Griel, Arthur L., and David R. Rudy. “Social Cocoons: Encapsulation and Identity Transformation Organizations.” Sociological Inquiry 54: 260-78. 1984.
Kandell, Steven. “How Looking Poor Became the New Status Symbol.” Details, May 2009. 

Kimball, Dan. They Like Jesus but Not the Church: Insights from Emerging Generations. Grand Rapids, MI: Zondervan Publishing, 2007.
Kinnaman, David and Gabe Lyons. UnChristian: What a New Generation Really Thinks about Christianity…and Why it Matters. Grand Rapids, MI: Baker Books, 1997.

Lyons, Gabe. The Next Christians: The Good News About the End of Christian America. New York, NY: Doubleday, 2010.
McCracken, Brett. Hipster Christianity: When Church and Cool Collide. Grand Rapids, MI: Baker Books, 2010.
Smith, Christian and Michael Emerson. Divided by Faith: Evangelical Religion and the Problem of Race in America. Oxford, UK: Oxford University Press, 2000.
Smith, Christian. American Evangelicalism: Embattled and Thriving. Chicago, IL: University of Chicago Press, 1998.
_______. Christian America?: What Evangelicals Really Want. Berkeley, CA: University of California Press, 2002.
Webber, Robert. The Younger Evangelicals: Facing the Challenges of the New World. Grand Rapids, MI: Baker Books, 2002.

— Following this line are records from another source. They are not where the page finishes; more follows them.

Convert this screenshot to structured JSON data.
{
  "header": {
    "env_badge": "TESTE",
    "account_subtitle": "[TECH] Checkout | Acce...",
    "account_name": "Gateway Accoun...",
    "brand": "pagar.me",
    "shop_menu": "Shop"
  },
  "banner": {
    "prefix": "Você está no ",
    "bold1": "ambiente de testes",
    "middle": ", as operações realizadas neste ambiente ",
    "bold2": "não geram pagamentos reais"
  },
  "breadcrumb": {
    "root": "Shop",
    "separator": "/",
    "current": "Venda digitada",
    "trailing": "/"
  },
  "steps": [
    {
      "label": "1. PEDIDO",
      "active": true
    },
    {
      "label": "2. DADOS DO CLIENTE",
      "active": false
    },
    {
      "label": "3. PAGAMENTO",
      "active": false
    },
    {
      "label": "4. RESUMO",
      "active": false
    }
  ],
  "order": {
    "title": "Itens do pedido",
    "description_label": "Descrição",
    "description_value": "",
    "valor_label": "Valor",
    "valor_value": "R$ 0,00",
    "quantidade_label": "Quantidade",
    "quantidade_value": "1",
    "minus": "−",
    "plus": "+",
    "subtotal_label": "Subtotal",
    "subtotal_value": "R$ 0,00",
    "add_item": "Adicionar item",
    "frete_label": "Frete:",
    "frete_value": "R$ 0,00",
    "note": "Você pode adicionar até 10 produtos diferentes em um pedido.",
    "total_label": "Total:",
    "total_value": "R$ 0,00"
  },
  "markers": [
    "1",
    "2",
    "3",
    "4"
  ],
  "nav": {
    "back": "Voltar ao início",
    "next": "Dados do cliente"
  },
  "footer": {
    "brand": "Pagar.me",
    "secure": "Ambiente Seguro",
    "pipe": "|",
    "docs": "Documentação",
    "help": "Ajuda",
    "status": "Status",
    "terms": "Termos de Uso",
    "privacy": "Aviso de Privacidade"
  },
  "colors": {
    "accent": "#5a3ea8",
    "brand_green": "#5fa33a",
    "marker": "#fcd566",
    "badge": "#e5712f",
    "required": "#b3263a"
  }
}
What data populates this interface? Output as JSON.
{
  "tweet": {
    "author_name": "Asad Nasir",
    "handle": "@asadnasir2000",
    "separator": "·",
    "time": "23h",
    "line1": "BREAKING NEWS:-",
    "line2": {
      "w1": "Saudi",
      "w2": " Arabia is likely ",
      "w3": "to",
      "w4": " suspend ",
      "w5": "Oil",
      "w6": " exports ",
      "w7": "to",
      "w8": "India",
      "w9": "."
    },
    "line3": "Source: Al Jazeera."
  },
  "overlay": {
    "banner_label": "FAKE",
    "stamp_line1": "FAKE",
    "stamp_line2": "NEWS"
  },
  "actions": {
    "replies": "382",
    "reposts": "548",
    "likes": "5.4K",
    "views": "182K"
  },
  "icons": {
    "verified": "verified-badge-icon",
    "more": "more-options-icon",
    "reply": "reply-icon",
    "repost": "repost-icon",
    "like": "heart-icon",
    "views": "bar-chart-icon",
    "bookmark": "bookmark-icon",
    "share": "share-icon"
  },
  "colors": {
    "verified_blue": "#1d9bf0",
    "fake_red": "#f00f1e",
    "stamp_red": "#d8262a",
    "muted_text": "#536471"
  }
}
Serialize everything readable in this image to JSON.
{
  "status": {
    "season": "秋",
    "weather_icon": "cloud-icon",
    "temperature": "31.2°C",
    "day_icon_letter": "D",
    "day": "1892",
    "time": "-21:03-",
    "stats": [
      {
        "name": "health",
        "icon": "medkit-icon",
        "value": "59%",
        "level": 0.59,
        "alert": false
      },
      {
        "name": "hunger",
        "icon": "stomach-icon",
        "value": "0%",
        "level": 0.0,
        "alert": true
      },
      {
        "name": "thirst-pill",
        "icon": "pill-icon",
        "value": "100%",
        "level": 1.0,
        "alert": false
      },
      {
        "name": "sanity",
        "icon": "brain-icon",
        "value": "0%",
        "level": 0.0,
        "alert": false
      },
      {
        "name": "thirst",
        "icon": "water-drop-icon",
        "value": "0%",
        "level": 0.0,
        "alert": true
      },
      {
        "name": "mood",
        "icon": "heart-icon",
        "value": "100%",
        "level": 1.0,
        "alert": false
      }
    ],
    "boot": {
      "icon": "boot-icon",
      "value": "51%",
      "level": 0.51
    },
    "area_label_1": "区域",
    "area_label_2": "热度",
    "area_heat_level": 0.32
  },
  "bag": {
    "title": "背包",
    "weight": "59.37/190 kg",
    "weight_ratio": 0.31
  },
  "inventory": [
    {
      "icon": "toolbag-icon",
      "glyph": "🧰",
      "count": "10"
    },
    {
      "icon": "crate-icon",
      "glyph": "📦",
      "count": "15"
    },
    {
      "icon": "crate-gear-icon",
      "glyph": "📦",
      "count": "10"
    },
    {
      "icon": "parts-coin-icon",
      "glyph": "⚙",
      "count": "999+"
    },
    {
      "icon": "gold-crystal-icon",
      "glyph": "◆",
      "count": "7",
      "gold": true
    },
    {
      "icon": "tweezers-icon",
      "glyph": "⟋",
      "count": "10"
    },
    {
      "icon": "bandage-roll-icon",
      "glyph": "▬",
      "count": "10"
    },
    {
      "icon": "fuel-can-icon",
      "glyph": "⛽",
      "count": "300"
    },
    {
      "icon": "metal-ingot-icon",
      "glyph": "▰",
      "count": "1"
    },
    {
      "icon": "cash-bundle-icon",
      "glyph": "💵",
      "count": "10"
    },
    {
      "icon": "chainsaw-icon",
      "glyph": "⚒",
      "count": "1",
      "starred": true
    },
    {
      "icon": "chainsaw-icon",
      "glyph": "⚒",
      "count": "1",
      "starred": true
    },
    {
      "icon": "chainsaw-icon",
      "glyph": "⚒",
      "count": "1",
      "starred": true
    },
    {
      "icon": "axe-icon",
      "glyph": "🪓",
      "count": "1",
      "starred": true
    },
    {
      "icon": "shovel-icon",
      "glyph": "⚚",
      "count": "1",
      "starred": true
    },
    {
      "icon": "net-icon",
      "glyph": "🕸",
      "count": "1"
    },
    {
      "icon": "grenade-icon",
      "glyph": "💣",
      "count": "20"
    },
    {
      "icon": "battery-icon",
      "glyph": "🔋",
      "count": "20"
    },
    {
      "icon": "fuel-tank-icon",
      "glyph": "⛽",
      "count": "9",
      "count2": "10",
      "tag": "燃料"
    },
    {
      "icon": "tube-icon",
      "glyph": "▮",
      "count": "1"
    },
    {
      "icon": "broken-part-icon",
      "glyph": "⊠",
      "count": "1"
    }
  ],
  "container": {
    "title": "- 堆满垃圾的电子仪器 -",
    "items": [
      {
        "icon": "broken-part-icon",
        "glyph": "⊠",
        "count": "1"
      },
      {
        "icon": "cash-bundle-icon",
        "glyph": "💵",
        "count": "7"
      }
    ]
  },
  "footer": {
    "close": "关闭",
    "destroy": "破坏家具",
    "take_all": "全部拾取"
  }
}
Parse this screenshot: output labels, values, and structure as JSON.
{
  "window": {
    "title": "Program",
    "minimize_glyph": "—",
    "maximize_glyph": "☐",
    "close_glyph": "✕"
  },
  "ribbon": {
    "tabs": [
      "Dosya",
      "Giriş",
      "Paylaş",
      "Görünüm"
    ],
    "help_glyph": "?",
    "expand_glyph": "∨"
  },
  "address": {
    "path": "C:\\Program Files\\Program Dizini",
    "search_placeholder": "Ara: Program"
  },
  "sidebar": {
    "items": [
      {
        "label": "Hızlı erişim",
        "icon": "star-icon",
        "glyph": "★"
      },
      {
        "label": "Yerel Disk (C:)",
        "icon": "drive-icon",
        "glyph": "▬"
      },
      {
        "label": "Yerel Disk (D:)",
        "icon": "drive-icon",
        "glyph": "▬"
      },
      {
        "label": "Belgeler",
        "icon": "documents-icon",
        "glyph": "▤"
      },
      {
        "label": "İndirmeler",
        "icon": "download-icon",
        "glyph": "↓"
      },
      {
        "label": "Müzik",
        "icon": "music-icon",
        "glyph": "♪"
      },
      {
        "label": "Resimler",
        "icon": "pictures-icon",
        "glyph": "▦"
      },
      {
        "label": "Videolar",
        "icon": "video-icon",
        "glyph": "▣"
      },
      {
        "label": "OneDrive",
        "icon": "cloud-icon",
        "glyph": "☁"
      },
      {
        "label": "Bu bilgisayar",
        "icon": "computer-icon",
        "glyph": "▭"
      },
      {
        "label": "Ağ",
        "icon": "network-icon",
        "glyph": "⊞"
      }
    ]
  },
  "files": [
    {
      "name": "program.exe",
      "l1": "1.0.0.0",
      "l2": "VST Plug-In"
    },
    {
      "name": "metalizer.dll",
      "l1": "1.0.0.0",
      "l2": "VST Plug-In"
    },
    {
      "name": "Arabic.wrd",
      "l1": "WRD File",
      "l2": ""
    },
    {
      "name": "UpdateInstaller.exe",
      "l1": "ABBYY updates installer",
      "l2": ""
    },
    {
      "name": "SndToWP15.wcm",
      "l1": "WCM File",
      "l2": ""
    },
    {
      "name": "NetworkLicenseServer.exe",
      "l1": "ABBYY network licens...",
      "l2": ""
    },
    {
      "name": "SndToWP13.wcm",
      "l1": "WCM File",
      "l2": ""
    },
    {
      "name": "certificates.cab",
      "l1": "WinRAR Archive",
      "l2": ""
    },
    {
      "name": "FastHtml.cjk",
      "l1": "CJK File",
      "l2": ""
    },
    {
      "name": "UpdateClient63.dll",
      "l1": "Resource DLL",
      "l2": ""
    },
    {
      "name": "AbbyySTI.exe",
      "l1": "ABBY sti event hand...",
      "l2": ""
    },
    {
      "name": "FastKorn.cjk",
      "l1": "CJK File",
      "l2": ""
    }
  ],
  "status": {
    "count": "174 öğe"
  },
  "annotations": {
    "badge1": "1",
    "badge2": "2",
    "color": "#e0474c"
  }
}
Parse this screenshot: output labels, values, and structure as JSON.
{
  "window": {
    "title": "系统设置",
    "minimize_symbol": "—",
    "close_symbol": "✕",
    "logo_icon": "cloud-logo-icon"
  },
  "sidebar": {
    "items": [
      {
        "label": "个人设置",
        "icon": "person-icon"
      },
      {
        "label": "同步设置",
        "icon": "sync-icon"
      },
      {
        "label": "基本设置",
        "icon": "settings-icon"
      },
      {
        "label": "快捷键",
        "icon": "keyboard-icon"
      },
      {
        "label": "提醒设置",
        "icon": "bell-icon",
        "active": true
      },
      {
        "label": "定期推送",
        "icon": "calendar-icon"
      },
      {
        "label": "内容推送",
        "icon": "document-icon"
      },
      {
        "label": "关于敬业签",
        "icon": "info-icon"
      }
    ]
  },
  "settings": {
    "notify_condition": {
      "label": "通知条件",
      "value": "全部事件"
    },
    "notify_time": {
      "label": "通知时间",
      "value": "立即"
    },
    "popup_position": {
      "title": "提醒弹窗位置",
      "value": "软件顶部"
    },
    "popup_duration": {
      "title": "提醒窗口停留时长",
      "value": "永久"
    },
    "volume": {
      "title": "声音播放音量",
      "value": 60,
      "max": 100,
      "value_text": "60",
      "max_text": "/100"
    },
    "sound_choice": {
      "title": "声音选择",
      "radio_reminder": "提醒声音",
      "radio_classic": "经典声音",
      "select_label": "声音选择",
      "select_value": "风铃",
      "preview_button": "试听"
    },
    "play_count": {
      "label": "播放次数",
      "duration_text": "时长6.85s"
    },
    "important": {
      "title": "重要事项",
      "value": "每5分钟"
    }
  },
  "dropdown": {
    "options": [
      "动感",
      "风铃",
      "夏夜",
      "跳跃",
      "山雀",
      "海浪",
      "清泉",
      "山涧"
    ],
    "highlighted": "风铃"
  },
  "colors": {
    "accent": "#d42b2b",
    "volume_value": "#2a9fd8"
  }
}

[2] All uncited quotations regarding Catalyst’s vision, purpose, values etc. come from, accessed 12/12/2010. 
[3] This racial homogeneity in an evangelical setting is fairly typical as Smith and Emerson demonstrate in Divided by Faith: Evangelical Religion and the Problem of Race in America, yet, it does run counter to the characteristic Robert Webber attributes to younger evangelicals who he describes as “committed to multicultural communities of faith” (54).
[4] Most of these interactions occurred at Monvee sponsored events, and while I do not believe this heightened the denominational diversity of those I met, the proportion of church staff to other professionals was likely affected. 
[5] Christian Smith, Christian America?: What Evangelicals Really Want (Berkeley, CA: University of California, 2000) 16.
[6] Smith (2000) 10.
[8] Robert Webber, The Younger Evangelicals: Facing the Challenges of the New World (Grand Rapids, MI: BakerBooks, 2002) 54.
[9] Webber 54.
[10] David Kinnaman and Gabe Lyons, UnChristian: What a New Generation Really Thinks about Christianity…and Why it Matters (Grand Rapids, MI: Baker Books, 1997) 25.
[11] Christian Smith, American Evangelicalism: Embattled and Thriving (Chicago, IL: University of Chicago Press, 1998) 186.
[12] I witnessed this video-recorded conversation in the Monvee VIP tent where I was present in my capacity as a monvee staff member.  Monvee is an online tool providing customized spiritual growth plans.
[13] Brett McCracken, Hipster Christianity: When Church and Cool Collide (Grand Rapids, MI: Baker Books, 2010) 97
[14] Kevin Christiano, William Swatos Jr., and Peter Kivisto, Sociology of Religion: Contemporary Developments, Second Edition (Lanham: Rowman and Little Field Publishers, Inc., 2008) 20.
[15] Smith (2000) 12.


  1. Very interesting. Thanks Chris!

  2. Thanks for the comment, Casey. If you have a chance to read the other posts, you'll see monvee makes an appearance.

  3. You don't need a poll to see Christians are sick of being 'tricked' into giving money to an organization that doesn't have to report income to anyone....maybe sick isn't the right word....wise to the fact...this is going to be a big issue for politicians in the next few years.Thanks to blogs and social media.

  4. Wilson-I'm not sure what relation you see between your comment and this post but I don't see it.